## DATA FOR THIS TASK
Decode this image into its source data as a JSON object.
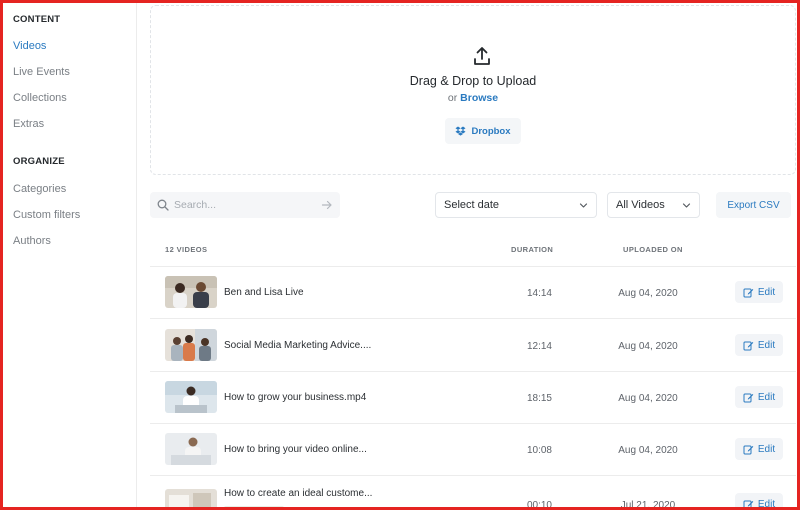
{
  "sidebar": {
    "content_heading": "CONTENT",
    "content_items": [
      {
        "label": "Videos",
        "active": true
      },
      {
        "label": "Live Events",
        "active": false
      },
      {
        "label": "Collections",
        "active": false
      },
      {
        "label": "Extras",
        "active": false
      }
    ],
    "organize_heading": "ORGANIZE",
    "organize_items": [
      {
        "label": "Categories"
      },
      {
        "label": "Custom filters"
      },
      {
        "label": "Authors"
      }
    ]
  },
  "upload": {
    "icon": "upload-icon",
    "title": "Drag & Drop to Upload",
    "or_text": "or",
    "browse_label": "Browse",
    "dropbox_label": "Dropbox",
    "dropbox_icon": "dropbox-icon"
  },
  "toolbar": {
    "search_placeholder": "Search...",
    "date_select_value": "Select date",
    "filter_select_value": "All Videos",
    "export_label": "Export CSV"
  },
  "table": {
    "headers": {
      "count": "12 VIDEOS",
      "duration": "DURATION",
      "uploaded": "UPLOADED ON"
    },
    "rows": [
      {
        "title": "Ben and Lisa Live",
        "duration": "14:14",
        "uploaded": "Aug 04, 2020",
        "edit": "Edit"
      },
      {
        "title": "Social Media Marketing Advice....",
        "duration": "12:14",
        "uploaded": "Aug 04, 2020",
        "edit": "Edit"
      },
      {
        "title": "How to grow your business.mp4",
        "duration": "18:15",
        "uploaded": "Aug 04, 2020",
        "edit": "Edit"
      },
      {
        "title": "How to bring your video online...",
        "duration": "10:08",
        "uploaded": "Aug 04, 2020",
        "edit": "Edit"
      },
      {
        "title": "How to create an ideal custome...",
        "duration": "00:10",
        "uploaded": "Jul 21, 2020",
        "edit": "Edit"
      }
    ]
  },
  "colors": {
    "accent": "#2a7ac0",
    "border_frame": "#e52421"
  }
}
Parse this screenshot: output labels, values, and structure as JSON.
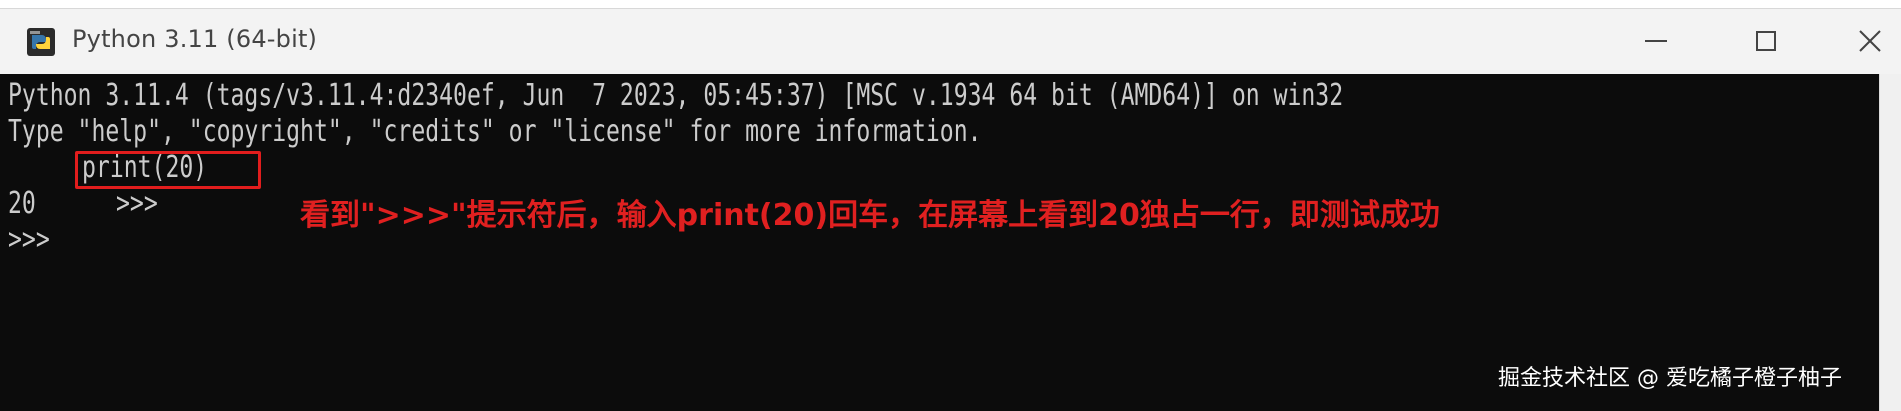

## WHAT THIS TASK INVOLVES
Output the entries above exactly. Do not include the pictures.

## COMPLETED TASK
Decode this image into its source data as a JSON object.
{
  "sidebar": {
    "content_heading": "CONTENT",
    "content_items": [
      {
        "label": "Videos",
        "active": true
      },
      {
        "label": "Live Events",
        "active": false
      },
      {
        "label": "Collections",
        "active": false
      },
      {
        "label": "Extras",
        "active": false
      }
    ],
    "organize_heading": "ORGANIZE",
    "organize_items": [
      {
        "label": "Categories"
      },
      {
        "label": "Custom filters"
      },
      {
        "label": "Authors"
      }
    ]
  },
  "upload": {
    "icon": "upload-icon",
    "title": "Drag & Drop to Upload",
    "or_text": "or",
    "browse_label": "Browse",
    "dropbox_label": "Dropbox",
    "dropbox_icon": "dropbox-icon"
  },
  "toolbar": {
    "search_placeholder": "Search...",
    "date_select_value": "Select date",
    "filter_select_value": "All Videos",
    "export_label": "Export CSV"
  },
  "table": {
    "headers": {
      "count": "12 VIDEOS",
      "duration": "DURATION",
      "uploaded": "UPLOADED ON"
    },
    "rows": [
      {
        "title": "Ben and Lisa Live",
        "duration": "14:14",
        "uploaded": "Aug 04, 2020",
        "edit": "Edit"
      },
      {
        "title": "Social Media Marketing Advice....",
        "duration": "12:14",
        "uploaded": "Aug 04, 2020",
        "edit": "Edit"
      },
      {
        "title": "How to grow your business.mp4",
        "duration": "18:15",
        "uploaded": "Aug 04, 2020",
        "edit": "Edit"
      },
      {
        "title": "How to bring your video online...",
        "duration": "10:08",
        "uploaded": "Aug 04, 2020",
        "edit": "Edit"
      },
      {
        "title": "How to create an ideal custome...",
        "duration": "00:10",
        "uploaded": "Jul 21, 2020",
        "edit": "Edit"
      }
    ]
  },
  "colors": {
    "accent": "#2a7ac0",
    "border_frame": "#e52421"
  }
}
Parse this screenshot: output labels, values, and structure as JSON.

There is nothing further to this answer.